**GOAL OF THE EXERCISE**
For the copy, please give all of the data again exactly and leave the pictures out.

Items listed in a dataset
^^^^^^^^^^^^^^^^

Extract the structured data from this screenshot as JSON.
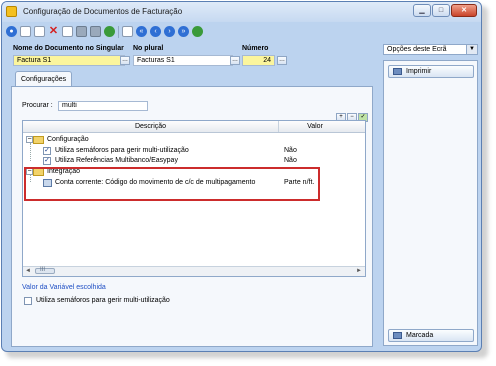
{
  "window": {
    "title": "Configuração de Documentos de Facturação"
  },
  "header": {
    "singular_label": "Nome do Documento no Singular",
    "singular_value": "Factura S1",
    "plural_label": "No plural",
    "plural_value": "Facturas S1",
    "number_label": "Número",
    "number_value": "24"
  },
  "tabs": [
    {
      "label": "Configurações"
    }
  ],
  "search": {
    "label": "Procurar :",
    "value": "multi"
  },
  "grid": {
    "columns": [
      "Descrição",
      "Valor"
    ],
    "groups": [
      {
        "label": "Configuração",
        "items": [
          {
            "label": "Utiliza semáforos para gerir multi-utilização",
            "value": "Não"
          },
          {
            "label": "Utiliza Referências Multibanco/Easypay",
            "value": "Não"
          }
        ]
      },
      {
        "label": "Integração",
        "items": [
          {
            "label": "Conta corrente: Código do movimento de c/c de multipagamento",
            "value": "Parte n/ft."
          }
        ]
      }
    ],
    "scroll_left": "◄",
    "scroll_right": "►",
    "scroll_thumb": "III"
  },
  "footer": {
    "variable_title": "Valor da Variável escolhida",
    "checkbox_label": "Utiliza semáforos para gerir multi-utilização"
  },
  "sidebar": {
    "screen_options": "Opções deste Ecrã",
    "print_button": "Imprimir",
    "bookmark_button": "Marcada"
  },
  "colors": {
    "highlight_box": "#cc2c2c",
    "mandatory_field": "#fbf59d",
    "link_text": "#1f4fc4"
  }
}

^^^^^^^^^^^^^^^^

**TASK SOLUTION**
Extract the structured data from this screenshot as JSON.
{
  "window": {
    "title": "Configuração de Documentos de Facturação"
  },
  "header": {
    "singular_label": "Nome do Documento no Singular",
    "singular_value": "Factura S1",
    "plural_label": "No plural",
    "plural_value": "Facturas S1",
    "number_label": "Número",
    "number_value": "24"
  },
  "tabs": [
    {
      "label": "Configurações"
    }
  ],
  "search": {
    "label": "Procurar :",
    "value": "multi"
  },
  "grid": {
    "columns": [
      "Descrição",
      "Valor"
    ],
    "groups": [
      {
        "label": "Configuração",
        "items": [
          {
            "label": "Utiliza semáforos para gerir multi-utilização",
            "value": "Não"
          },
          {
            "label": "Utiliza Referências Multibanco/Easypay",
            "value": "Não"
          }
        ]
      },
      {
        "label": "Integração",
        "items": [
          {
            "label": "Conta corrente: Código do movimento de c/c de multipagamento",
            "value": "Parte n/ft."
          }
        ]
      }
    ],
    "scroll_left": "◄",
    "scroll_right": "►",
    "scroll_thumb": "III"
  },
  "footer": {
    "variable_title": "Valor da Variável escolhida",
    "checkbox_label": "Utiliza semáforos para gerir multi-utilização"
  },
  "sidebar": {
    "screen_options": "Opções deste Ecrã",
    "print_button": "Imprimir",
    "bookmark_button": "Marcada"
  },
  "colors": {
    "highlight_box": "#cc2c2c",
    "mandatory_field": "#fbf59d",
    "link_text": "#1f4fc4"
  }
}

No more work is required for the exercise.